◆ Exercise aim ◆
In the records that follow, locate every line with "Astapova" and extract it.

[Stored items]
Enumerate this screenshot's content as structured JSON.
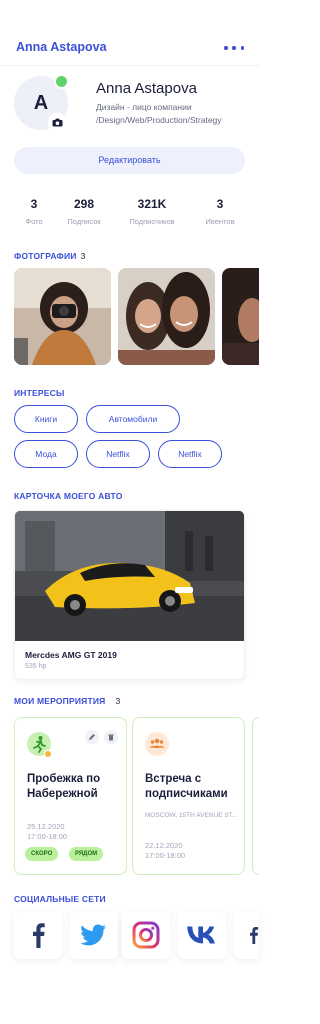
{
  "header": {
    "title": "Anna Astapova",
    "more_icon": "more-dots-icon"
  },
  "profile": {
    "avatar_letter": "A",
    "name": "Anna Astapova",
    "bio": "Дизайн - лицо компании /Design/Web/Production/Strategy",
    "edit_label": "Редактировать"
  },
  "stats": [
    {
      "value": "3",
      "label": "Фото"
    },
    {
      "value": "298",
      "label": "Подписок"
    },
    {
      "value": "321K",
      "label": "Подписчиков"
    },
    {
      "value": "3",
      "label": "Ивентов"
    }
  ],
  "photos": {
    "title": "ФОТОГРАФИИ",
    "count": "3"
  },
  "interests": {
    "title": "ИНТЕРЕСЫ",
    "items": [
      "Книги",
      "Автомобили",
      "Мода",
      "Netflix",
      "Netflix"
    ]
  },
  "car": {
    "title": "КАРТОЧКА МОЕГО АВТО",
    "name": "Mercdes AMG GT 2019",
    "power": "535 hp"
  },
  "events": {
    "title": "МОИ МЕРОПРИЯТИЯ",
    "count": "3",
    "items": [
      {
        "title": "Пробежка по Набережной",
        "date": "25.12.2020",
        "time": "17:00-18:00",
        "tags": [
          "СКОРО",
          "РЯДОМ"
        ]
      },
      {
        "title": "Встреча с подписчиками",
        "location": "MOSCOW, 15TH AVENUE ST...",
        "date": "22.12.2020",
        "time": "17:00-18:00"
      }
    ]
  },
  "social": {
    "title": "СОЦИАЛЬНЫЕ СЕТИ",
    "items": [
      "facebook-icon",
      "twitter-icon",
      "instagram-icon",
      "vk-icon",
      "facebook-icon"
    ]
  },
  "colors": {
    "accent": "#3b4fd9",
    "online": "#5ed36b",
    "event_border": "#cfeec0",
    "tag_bg": "#b9f09a"
  }
}
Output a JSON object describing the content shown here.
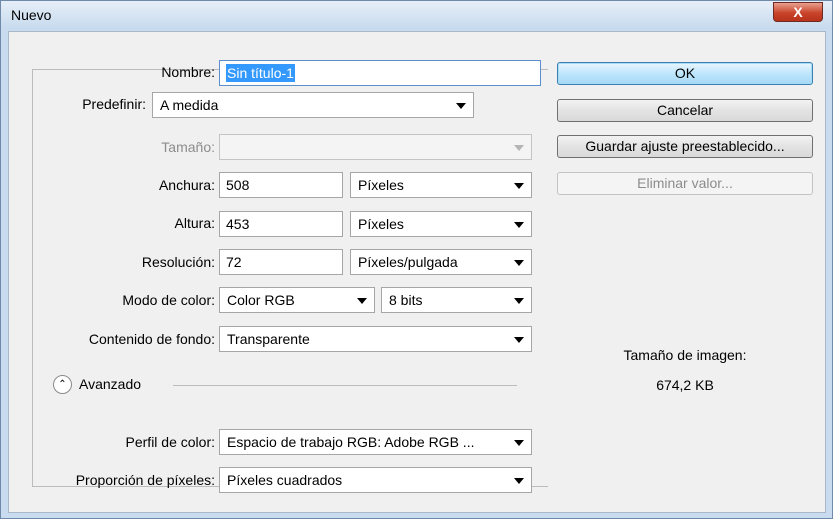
{
  "window": {
    "title": "Nuevo",
    "close_glyph": "X"
  },
  "name": {
    "label": "Nombre:",
    "value": "Sin título-1"
  },
  "preset": {
    "label": "Predefinir:",
    "value": "A medida"
  },
  "size": {
    "label": "Tamaño:",
    "value": ""
  },
  "width": {
    "label": "Anchura:",
    "value": "508",
    "unit": "Píxeles"
  },
  "height": {
    "label": "Altura:",
    "value": "453",
    "unit": "Píxeles"
  },
  "resolution": {
    "label": "Resolución:",
    "value": "72",
    "unit": "Píxeles/pulgada"
  },
  "color_mode": {
    "label": "Modo de color:",
    "value": "Color RGB",
    "bits": "8 bits"
  },
  "background": {
    "label": "Contenido de fondo:",
    "value": "Transparente"
  },
  "advanced": {
    "label": "Avanzado",
    "icon": "collapse-up-icon"
  },
  "color_profile": {
    "label": "Perfil de color:",
    "value": "Espacio de trabajo RGB: Adobe RGB ..."
  },
  "pixel_aspect": {
    "label": "Proporción de píxeles:",
    "value": "Píxeles cuadrados"
  },
  "buttons": {
    "ok": "OK",
    "cancel": "Cancelar",
    "save_preset": "Guardar ajuste preestablecido...",
    "delete_preset": "Eliminar valor..."
  },
  "image_size": {
    "label": "Tamaño de imagen:",
    "value": "674,2 KB"
  },
  "colors": {
    "title_bar": "#c7daee",
    "close_button": "#c9442b",
    "selection": "#3399ff",
    "ok_button": "#bee6fd"
  }
}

◆ Task answer ◆
    "title": "Anna Astapova",
    "name": "Anna Astapova",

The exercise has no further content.